Many in U.S. Get Unneeded Heart Screening Tests
Survey Suggests Healthy Americans Get Tests That Could Expose Them to Unnecessary Risks
WebMD News Archive
Positive Survey Results
On the plus side, the researchers found that 98% of those polled had their blood pressure checked. That's a good thing, says Santa.
Everyone over age 18 should have blood pressure checked when they visit their doctor and at least once every two years, he says.
Eighty-nine percent of respondents without heart disease risk factors and 97% of those with risk factors had their cholesterol checked. Consumer Reports recommends cholesterol screening for all men and for women at high risk every five years.
Beyond those tests, Santa says, whether a test will provide benefit or not depends on age, sex, and other factors.
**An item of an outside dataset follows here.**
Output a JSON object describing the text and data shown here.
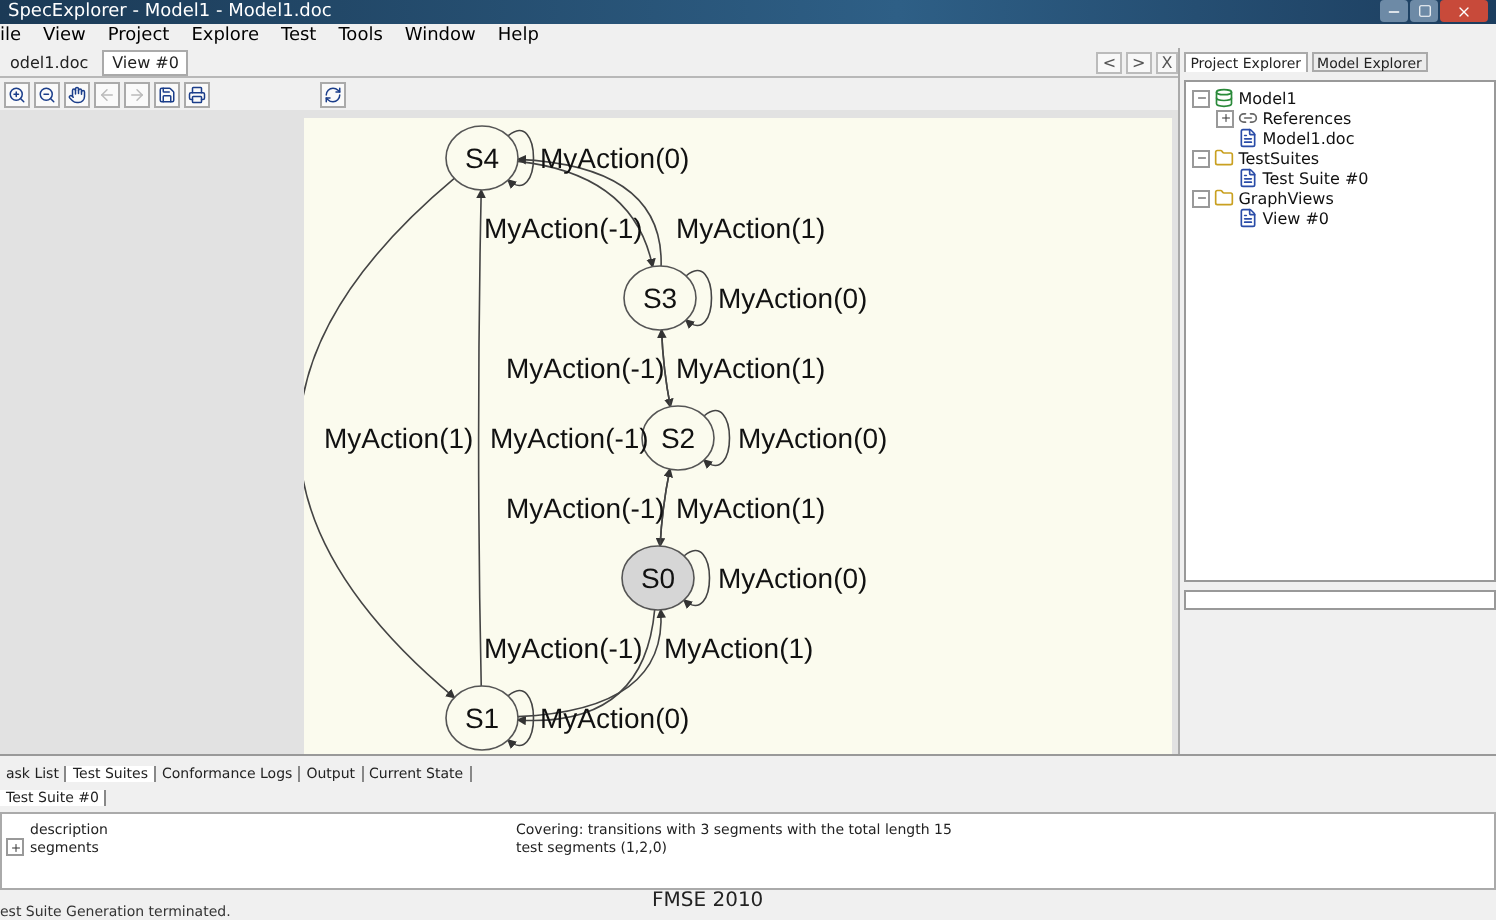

Santa says the survey respondents didn't tend to ask why a test was needed, nor think of risks -- such as potential complications or the need for additional testing if the results weren't definite.
Patients ask too few questions about screening tests, says Ravi Dave, MD, a cardiologist at Santa Monica -- UCLA Medical Center & Orthopaedic Hospital, Calif.
He reviewed the survey findings for WebMD but was not involved in the survey.
"The common perception among patients is, 'If I am getting a test to check something out, it's a good thing,'" says Dave, also an associate professor of medicine at the University of California, Los Angeles David Geffen School of Medicine.
But, Dave says, the test is sometimes not necessary.
He urges patients to ask their doctor why the test is needed. "What you also need to ask is, 'Is this something that can be excluded by just a physical exam?'" he says.